Well, that is all I can think of now…I will post more photos when I have more patience and I am sure I will post more as I remember things I missed. But I wanted to leave you with the quote of the weekend – said by Bev as she got out of the car on Saturday evening: “OMG! There’s a hairy pig out here, and it’s not my ex-husband!”

He Said My Name!!


One of the biggest cons about spending a year away from home was missing Brayden’s second year of life.  I have been so lucky though, as Alisa and my Mom doing an amazing job at keeping me updated and involved in Bray’s life.  I receive weekly videos of him gabbing to ‘Tia’ and showing me his toys.  The photos and videos are bitter sweet – while receiving them often make my week, I can’t help from crying whenever he kisses the camera or says a new word! I miss him terribly.  He is becoming such a big boy… he walks and talks now…he’s into cars, dinosaurs, puts ketchup on everything and loves FRENCH FRIES!!!!  We are obviously related!

What a cutie! xoxo

And this week I got the greatest news… he said my name!  While visiting Kayla, he walked over to a photo of the three of us, pointed at me and said “Tia”!

Sick and Stir-crazy!


I’ve been battling a cold since Wednesday and with Thursday as a holiday and Friday a sick day, I have been stuck in this house for four days!    Feeling better today though and was able to go for a walk to the river this morning.

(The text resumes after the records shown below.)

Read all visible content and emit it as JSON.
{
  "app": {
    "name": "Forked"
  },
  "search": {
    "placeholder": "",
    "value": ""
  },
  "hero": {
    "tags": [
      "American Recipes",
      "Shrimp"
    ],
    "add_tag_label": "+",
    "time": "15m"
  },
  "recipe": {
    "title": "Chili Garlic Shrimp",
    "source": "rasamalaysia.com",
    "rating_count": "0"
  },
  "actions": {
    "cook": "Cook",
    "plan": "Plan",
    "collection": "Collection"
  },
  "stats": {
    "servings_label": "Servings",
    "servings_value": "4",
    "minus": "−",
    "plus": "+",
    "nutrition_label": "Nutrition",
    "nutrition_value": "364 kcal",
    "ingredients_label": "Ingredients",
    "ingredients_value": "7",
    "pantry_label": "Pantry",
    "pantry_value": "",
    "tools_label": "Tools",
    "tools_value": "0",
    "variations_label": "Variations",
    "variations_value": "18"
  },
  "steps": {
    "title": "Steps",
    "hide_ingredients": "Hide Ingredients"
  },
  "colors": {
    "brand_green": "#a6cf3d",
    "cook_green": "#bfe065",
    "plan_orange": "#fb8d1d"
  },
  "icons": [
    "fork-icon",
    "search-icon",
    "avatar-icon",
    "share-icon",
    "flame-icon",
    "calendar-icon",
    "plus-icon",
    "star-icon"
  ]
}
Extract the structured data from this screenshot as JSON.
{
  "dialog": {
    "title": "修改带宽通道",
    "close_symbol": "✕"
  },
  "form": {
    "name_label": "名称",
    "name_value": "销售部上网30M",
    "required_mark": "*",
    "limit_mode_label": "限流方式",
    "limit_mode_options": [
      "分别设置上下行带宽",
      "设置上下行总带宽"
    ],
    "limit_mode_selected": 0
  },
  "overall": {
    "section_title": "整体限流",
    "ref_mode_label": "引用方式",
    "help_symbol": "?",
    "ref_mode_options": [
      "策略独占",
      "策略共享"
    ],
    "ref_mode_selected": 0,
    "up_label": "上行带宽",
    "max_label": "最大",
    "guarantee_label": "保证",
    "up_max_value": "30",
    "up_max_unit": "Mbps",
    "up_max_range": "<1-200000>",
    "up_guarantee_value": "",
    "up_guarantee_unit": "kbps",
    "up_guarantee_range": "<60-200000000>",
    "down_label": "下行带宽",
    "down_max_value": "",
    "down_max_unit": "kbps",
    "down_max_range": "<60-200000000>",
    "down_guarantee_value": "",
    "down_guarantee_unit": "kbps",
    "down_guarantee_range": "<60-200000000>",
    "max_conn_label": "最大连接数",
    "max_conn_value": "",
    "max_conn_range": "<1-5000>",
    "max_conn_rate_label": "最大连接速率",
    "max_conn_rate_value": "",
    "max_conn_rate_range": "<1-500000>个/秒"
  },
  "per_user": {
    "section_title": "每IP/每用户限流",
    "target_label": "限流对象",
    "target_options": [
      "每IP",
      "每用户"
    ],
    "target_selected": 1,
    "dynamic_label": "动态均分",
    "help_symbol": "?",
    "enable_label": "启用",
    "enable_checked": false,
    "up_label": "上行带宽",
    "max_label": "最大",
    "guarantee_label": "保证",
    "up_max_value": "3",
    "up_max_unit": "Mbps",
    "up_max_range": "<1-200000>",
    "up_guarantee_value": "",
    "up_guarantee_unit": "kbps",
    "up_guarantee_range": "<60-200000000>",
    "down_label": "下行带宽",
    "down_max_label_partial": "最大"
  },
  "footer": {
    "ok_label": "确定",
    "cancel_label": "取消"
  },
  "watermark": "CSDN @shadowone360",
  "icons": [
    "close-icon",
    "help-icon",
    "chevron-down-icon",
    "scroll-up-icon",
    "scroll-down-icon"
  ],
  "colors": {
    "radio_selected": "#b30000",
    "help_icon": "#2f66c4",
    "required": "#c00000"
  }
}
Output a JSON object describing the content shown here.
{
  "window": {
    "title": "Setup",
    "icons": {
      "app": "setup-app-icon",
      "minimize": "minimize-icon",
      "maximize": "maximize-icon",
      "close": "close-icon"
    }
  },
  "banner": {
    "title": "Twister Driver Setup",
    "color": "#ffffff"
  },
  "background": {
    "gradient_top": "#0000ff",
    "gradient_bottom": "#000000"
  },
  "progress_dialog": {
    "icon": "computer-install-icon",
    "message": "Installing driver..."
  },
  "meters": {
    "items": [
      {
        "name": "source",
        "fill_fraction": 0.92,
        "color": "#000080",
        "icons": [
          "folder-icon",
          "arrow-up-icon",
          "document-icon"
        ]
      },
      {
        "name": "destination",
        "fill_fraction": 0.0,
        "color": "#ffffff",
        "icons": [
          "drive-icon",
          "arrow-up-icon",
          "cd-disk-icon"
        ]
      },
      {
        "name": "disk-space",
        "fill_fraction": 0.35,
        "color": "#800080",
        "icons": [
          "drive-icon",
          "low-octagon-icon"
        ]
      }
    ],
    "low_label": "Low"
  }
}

The weather has been so inconsistent lately and it seems that many people are sick.  We have started the Namibian winter and it has been a lot colder than I thought it would be.  Some mornings it is 5 degrees – which seems a lot colder when you don’t have heat!  However, every day the sky is blue and the sun is strong and so by the afternoon, it reaches 27-30 degrees.

All this free time has allowed me to compile a list of things/activities I am missing most from home…

  • Swiss Chalet (and ANY take out)
  • Browsing Chapters
  • McCain frozen French fries
  • frozen yogurt
  • The Bachelor/Bachelorette (sadly, but I have to be honest!)
  • weekends at the cottage with Mom
  • Second Cup – not necessarily the coffee itself ( because I brought some with me) but the daily routine of getting my coffee or meeting people for coffee
  • lounging on the couch watching Law and Order with Kayla
  • free wireless internet (thanks to Dad and Jan)
  • the bustle of evenings at Oxford
  • The Keg dinners with my girls
  • hanging by the pool at Dad’s

While I am surrounded by raw nature and so much beauty, some days I really miss being in a city.  I long for an afternoon on Bloor Street.  I miss having access to anything … and as I write this, I realize how fortunate I am to have been born into a culture, country and family that has provided me with these opportunities.